Nothing but the pictures should be left out when the entries below are duplicated.

+ + + + +

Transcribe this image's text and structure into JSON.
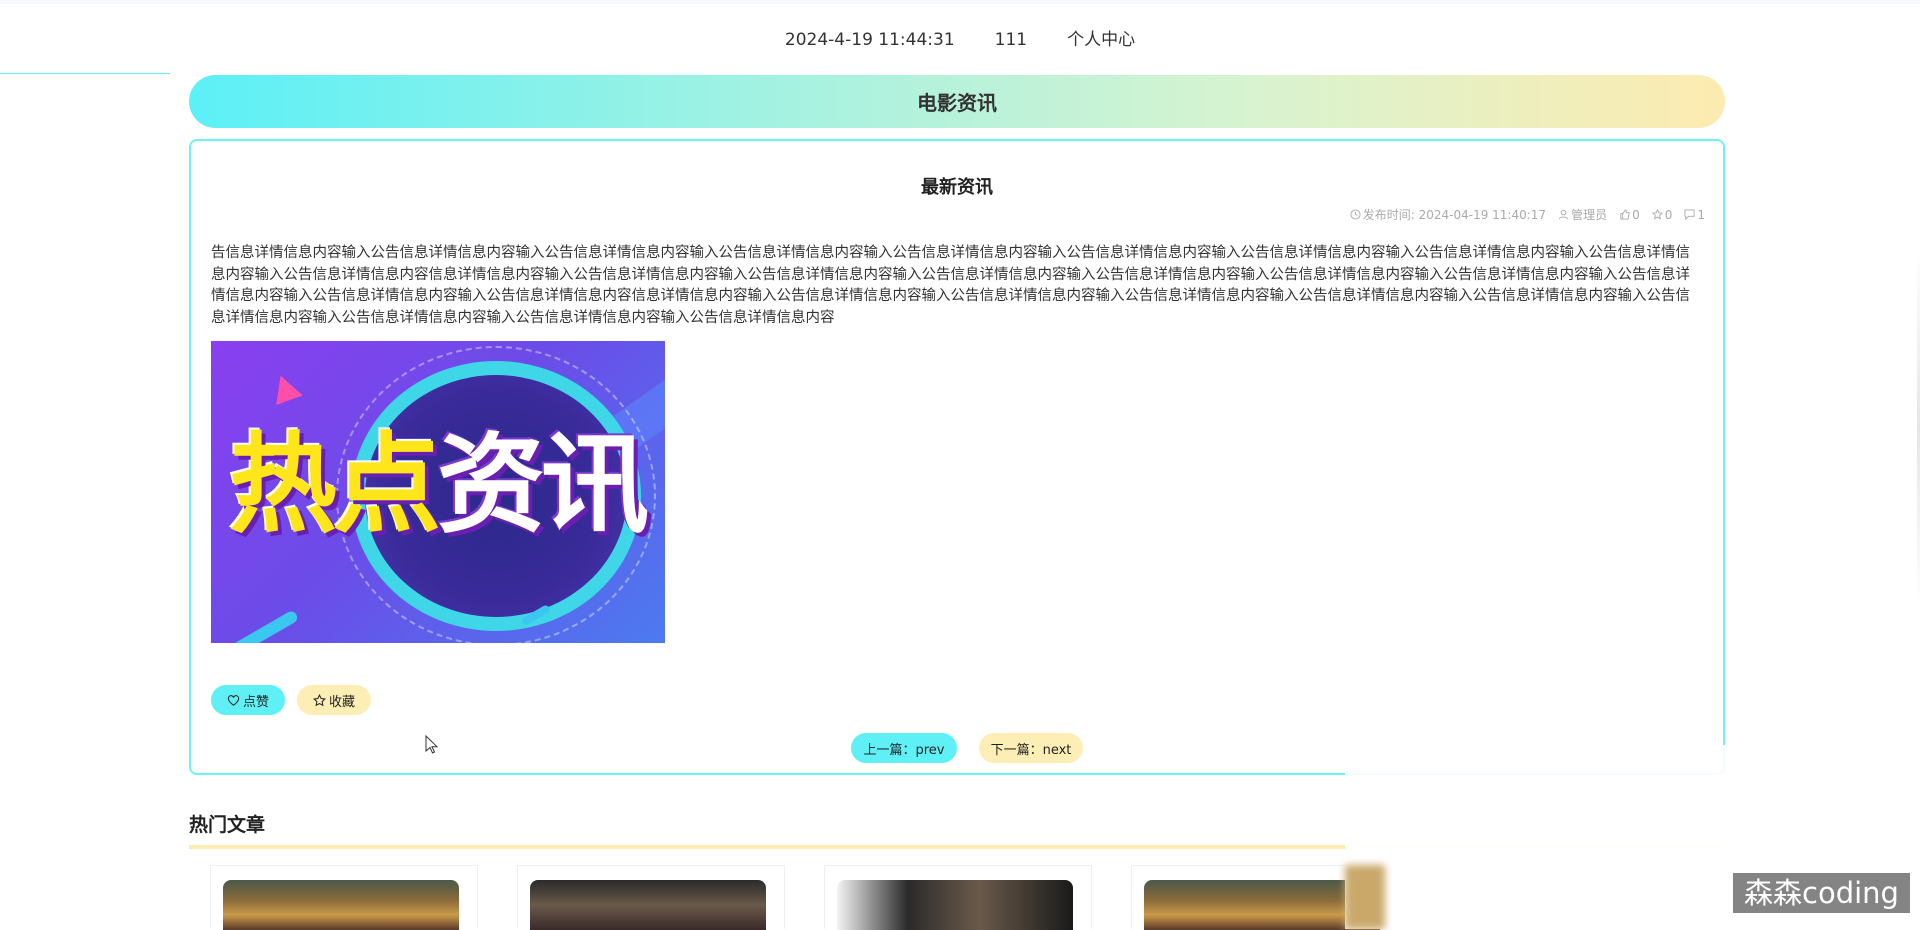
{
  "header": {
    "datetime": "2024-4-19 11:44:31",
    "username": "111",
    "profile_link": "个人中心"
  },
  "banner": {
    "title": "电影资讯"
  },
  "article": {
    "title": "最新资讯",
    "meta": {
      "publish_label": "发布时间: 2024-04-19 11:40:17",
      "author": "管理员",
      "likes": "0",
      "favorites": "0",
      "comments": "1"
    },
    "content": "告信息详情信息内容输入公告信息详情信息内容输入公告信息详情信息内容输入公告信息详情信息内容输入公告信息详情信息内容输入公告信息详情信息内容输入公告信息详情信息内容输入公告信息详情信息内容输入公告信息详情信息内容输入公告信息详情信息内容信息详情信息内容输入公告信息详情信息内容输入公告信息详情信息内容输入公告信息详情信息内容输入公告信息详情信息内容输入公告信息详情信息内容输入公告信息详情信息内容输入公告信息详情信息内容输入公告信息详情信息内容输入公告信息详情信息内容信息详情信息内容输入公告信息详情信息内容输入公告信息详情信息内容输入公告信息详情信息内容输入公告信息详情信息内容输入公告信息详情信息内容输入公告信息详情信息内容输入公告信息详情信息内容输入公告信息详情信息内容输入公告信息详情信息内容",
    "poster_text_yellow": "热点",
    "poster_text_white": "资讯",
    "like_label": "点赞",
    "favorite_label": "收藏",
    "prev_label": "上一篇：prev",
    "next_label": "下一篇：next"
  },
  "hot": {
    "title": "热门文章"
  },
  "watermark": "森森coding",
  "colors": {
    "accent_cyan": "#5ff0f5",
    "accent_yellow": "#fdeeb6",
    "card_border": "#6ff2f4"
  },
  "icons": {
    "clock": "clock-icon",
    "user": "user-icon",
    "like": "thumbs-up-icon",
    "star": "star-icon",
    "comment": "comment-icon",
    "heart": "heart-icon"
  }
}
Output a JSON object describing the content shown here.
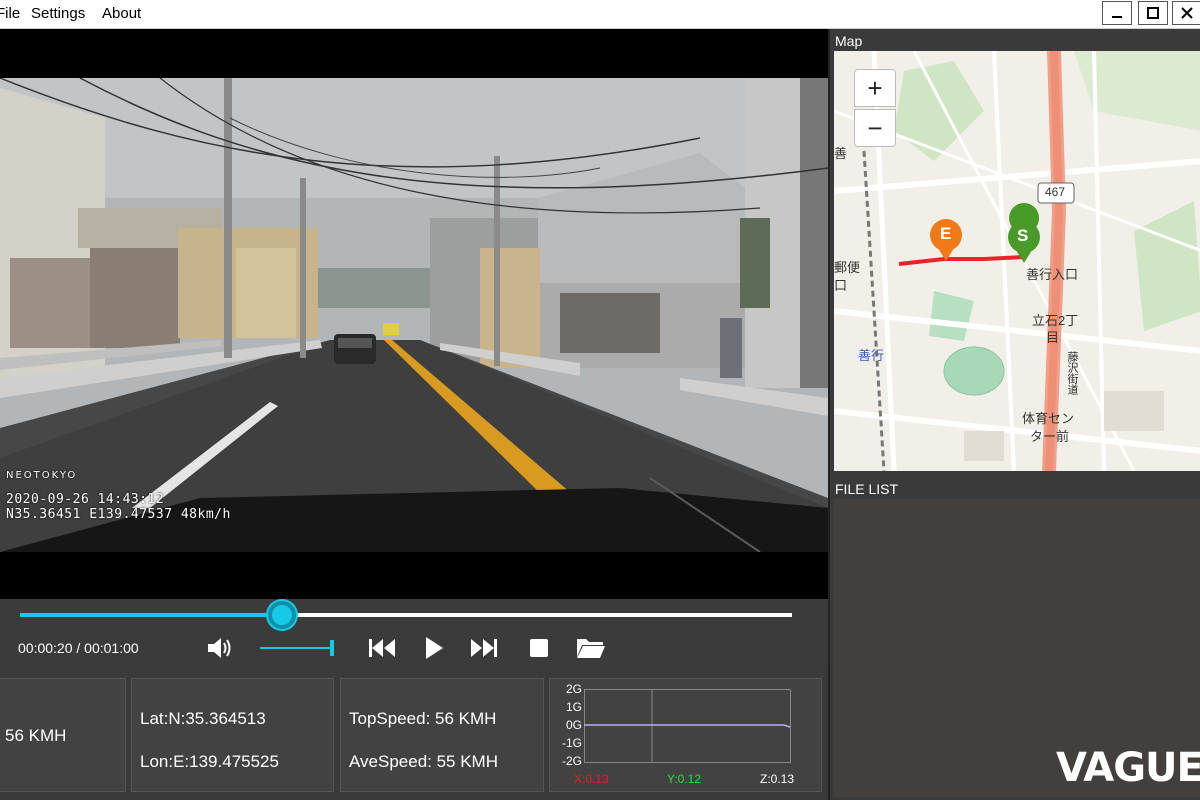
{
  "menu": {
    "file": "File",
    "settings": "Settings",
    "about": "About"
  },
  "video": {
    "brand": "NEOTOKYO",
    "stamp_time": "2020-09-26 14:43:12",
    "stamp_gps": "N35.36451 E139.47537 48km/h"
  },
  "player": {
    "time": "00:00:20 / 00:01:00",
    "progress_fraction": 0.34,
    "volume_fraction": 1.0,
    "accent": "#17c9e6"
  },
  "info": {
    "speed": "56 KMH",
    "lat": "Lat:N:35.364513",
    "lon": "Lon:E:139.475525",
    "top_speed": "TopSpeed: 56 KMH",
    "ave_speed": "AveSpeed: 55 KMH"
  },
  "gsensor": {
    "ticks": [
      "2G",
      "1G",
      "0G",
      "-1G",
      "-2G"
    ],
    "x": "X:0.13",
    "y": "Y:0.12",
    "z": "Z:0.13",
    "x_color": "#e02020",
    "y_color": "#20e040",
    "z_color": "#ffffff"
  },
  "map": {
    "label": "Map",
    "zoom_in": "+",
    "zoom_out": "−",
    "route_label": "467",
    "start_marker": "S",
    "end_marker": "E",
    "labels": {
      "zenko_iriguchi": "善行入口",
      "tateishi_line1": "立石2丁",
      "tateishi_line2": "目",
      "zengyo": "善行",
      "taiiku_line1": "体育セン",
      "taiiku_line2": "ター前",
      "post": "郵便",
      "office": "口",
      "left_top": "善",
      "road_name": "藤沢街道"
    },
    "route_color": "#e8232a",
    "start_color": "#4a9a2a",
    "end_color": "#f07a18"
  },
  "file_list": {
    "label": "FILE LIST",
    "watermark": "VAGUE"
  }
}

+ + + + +

→ **Exercise result**
Transcribe this image's text and structure into JSON.
{
  "header": {
    "datetime": "2024-4-19 11:44:31",
    "username": "111",
    "profile_link": "个人中心"
  },
  "banner": {
    "title": "电影资讯"
  },
  "article": {
    "title": "最新资讯",
    "meta": {
      "publish_label": "发布时间: 2024-04-19 11:40:17",
      "author": "管理员",
      "likes": "0",
      "favorites": "0",
      "comments": "1"
    },
    "content": "告信息详情信息内容输入公告信息详情信息内容输入公告信息详情信息内容输入公告信息详情信息内容输入公告信息详情信息内容输入公告信息详情信息内容输入公告信息详情信息内容输入公告信息详情信息内容输入公告信息详情信息内容输入公告信息详情信息内容信息详情信息内容输入公告信息详情信息内容输入公告信息详情信息内容输入公告信息详情信息内容输入公告信息详情信息内容输入公告信息详情信息内容输入公告信息详情信息内容输入公告信息详情信息内容输入公告信息详情信息内容输入公告信息详情信息内容信息详情信息内容输入公告信息详情信息内容输入公告信息详情信息内容输入公告信息详情信息内容输入公告信息详情信息内容输入公告信息详情信息内容输入公告信息详情信息内容输入公告信息详情信息内容输入公告信息详情信息内容输入公告信息详情信息内容",
    "poster_text_yellow": "热点",
    "poster_text_white": "资讯",
    "like_label": "点赞",
    "favorite_label": "收藏",
    "prev_label": "上一篇：prev",
    "next_label": "下一篇：next"
  },
  "hot": {
    "title": "热门文章"
  },
  "watermark": "森森coding",
  "colors": {
    "accent_cyan": "#5ff0f5",
    "accent_yellow": "#fdeeb6",
    "card_border": "#6ff2f4"
  },
  "icons": {
    "clock": "clock-icon",
    "user": "user-icon",
    "like": "thumbs-up-icon",
    "star": "star-icon",
    "comment": "comment-icon",
    "heart": "heart-icon"
  }
}
Output a JSON object describing the content shown here.
{
  "menu": {
    "file": "File",
    "settings": "Settings",
    "about": "About"
  },
  "video": {
    "brand": "NEOTOKYO",
    "stamp_time": "2020-09-26 14:43:12",
    "stamp_gps": "N35.36451 E139.47537 48km/h"
  },
  "player": {
    "time": "00:00:20 / 00:01:00",
    "progress_fraction": 0.34,
    "volume_fraction": 1.0,
    "accent": "#17c9e6"
  },
  "info": {
    "speed": "56 KMH",
    "lat": "Lat:N:35.364513",
    "lon": "Lon:E:139.475525",
    "top_speed": "TopSpeed: 56 KMH",
    "ave_speed": "AveSpeed: 55 KMH"
  },
  "gsensor": {
    "ticks": [
      "2G",
      "1G",
      "0G",
      "-1G",
      "-2G"
    ],
    "x": "X:0.13",
    "y": "Y:0.12",
    "z": "Z:0.13",
    "x_color": "#e02020",
    "y_color": "#20e040",
    "z_color": "#ffffff"
  },
  "map": {
    "label": "Map",
    "zoom_in": "+",
    "zoom_out": "−",
    "route_label": "467",
    "start_marker": "S",
    "end_marker": "E",
    "labels": {
      "zenko_iriguchi": "善行入口",
      "tateishi_line1": "立石2丁",
      "tateishi_line2": "目",
      "zengyo": "善行",
      "taiiku_line1": "体育セン",
      "taiiku_line2": "ター前",
      "post": "郵便",
      "office": "口",
      "left_top": "善",
      "road_name": "藤沢街道"
    },
    "route_color": "#e8232a",
    "start_color": "#4a9a2a",
    "end_color": "#f07a18"
  },
  "file_list": {
    "label": "FILE LIST",
    "watermark": "VAGUE"
  }
}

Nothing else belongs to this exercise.